Although I'm still relatively new to this field, my impression of the literature related to e-consultation is roughly consistant with the assessment you offered. In my opinion (and as you seem to imply in your commments), one major reason for this is the fact that different researchers are working with different normative ideals of what democracy should look like. Too often, these normative ideals are not explicitly described. Without a clear vision of what that normative ideal is, I think it is difficult to judge whether or not a given e-consultation initiative is successful or not.

I'm currently taking a graduate seminar in political communication and reading quite a bit of literature regarding the role of the media in a democratic society (a strongly related topic, in my opinion). One book in particular provides a good example of outlining different normative ideals of democracy and corresponding features of a media systems that would support or undermine those ideals. It seems that we in the e-consultation field need to do some similar conceptual work -- and such work might be a step towards answering the questions you posed.

The book is C. E. Baker, Media, Markets, and Democracy (2002). New York: Cambridge University Press. The material I described is in Part 2.
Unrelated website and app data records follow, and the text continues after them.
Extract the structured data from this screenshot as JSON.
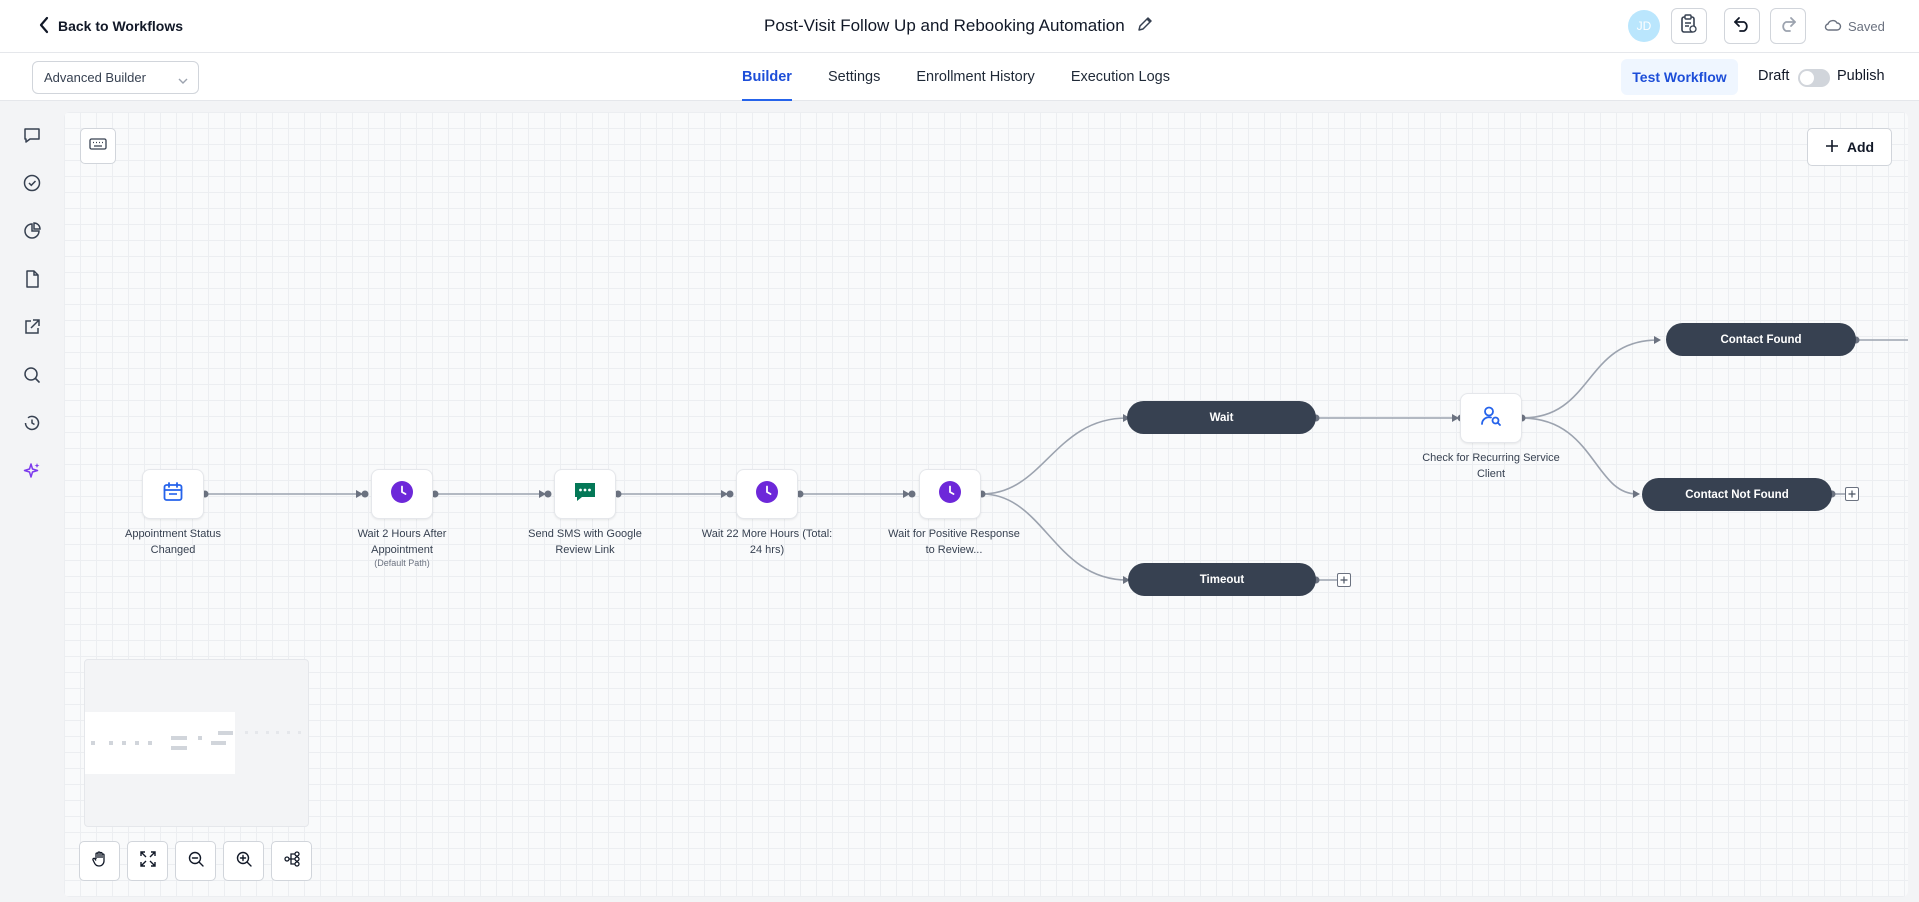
{
  "header": {
    "back_label": "Back to Workflows",
    "title": "Post-Visit Follow Up and Rebooking Automation",
    "avatar_initials": "JD",
    "saved_label": "Saved"
  },
  "subnav": {
    "builder_mode": "Advanced Builder",
    "tabs": [
      {
        "label": "Builder",
        "active": true
      },
      {
        "label": "Settings",
        "active": false
      },
      {
        "label": "Enrollment History",
        "active": false
      },
      {
        "label": "Execution Logs",
        "active": false
      }
    ],
    "test_workflow_label": "Test Workflow",
    "draft_label": "Draft",
    "publish_label": "Publish"
  },
  "sidebar": {
    "icons": [
      "chat-icon",
      "check-circle-icon",
      "pie-chart-icon",
      "file-icon",
      "external-link-icon",
      "search-icon",
      "history-icon",
      "sparkles-icon"
    ]
  },
  "canvas": {
    "add_label": "Add",
    "nodes": [
      {
        "id": "trigger",
        "label": "Appointment Status Changed",
        "icon": "calendar-icon"
      },
      {
        "id": "wait1",
        "label": "Wait 2 Hours After Appointment",
        "sub": "(Default Path)",
        "icon": "clock-icon"
      },
      {
        "id": "sms",
        "label": "Send SMS with Google Review Link",
        "icon": "message-icon"
      },
      {
        "id": "wait2",
        "label": "Wait 22 More Hours (Total: 24 hrs)",
        "icon": "clock-icon"
      },
      {
        "id": "wait3",
        "label": "Wait for Positive Response to Review...",
        "icon": "clock-icon"
      },
      {
        "id": "check",
        "label": "Check for Recurring Service Client",
        "icon": "user-search-icon"
      }
    ],
    "branches": {
      "wait": "Wait",
      "timeout": "Timeout",
      "contact_found": "Contact Found",
      "contact_not_found": "Contact Not Found"
    }
  },
  "colors": {
    "accent": "#2563eb",
    "wait_icon": "#6d28d9",
    "sms_icon": "#047857",
    "pill_bg": "#374151"
  }
}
Kevin Ramsey Outreach Coordinator / Research Assistant / Graduate Student Participatory Geographic Information Systems for Transportation Dept. of Geography University of Washington Seattle, WA, USA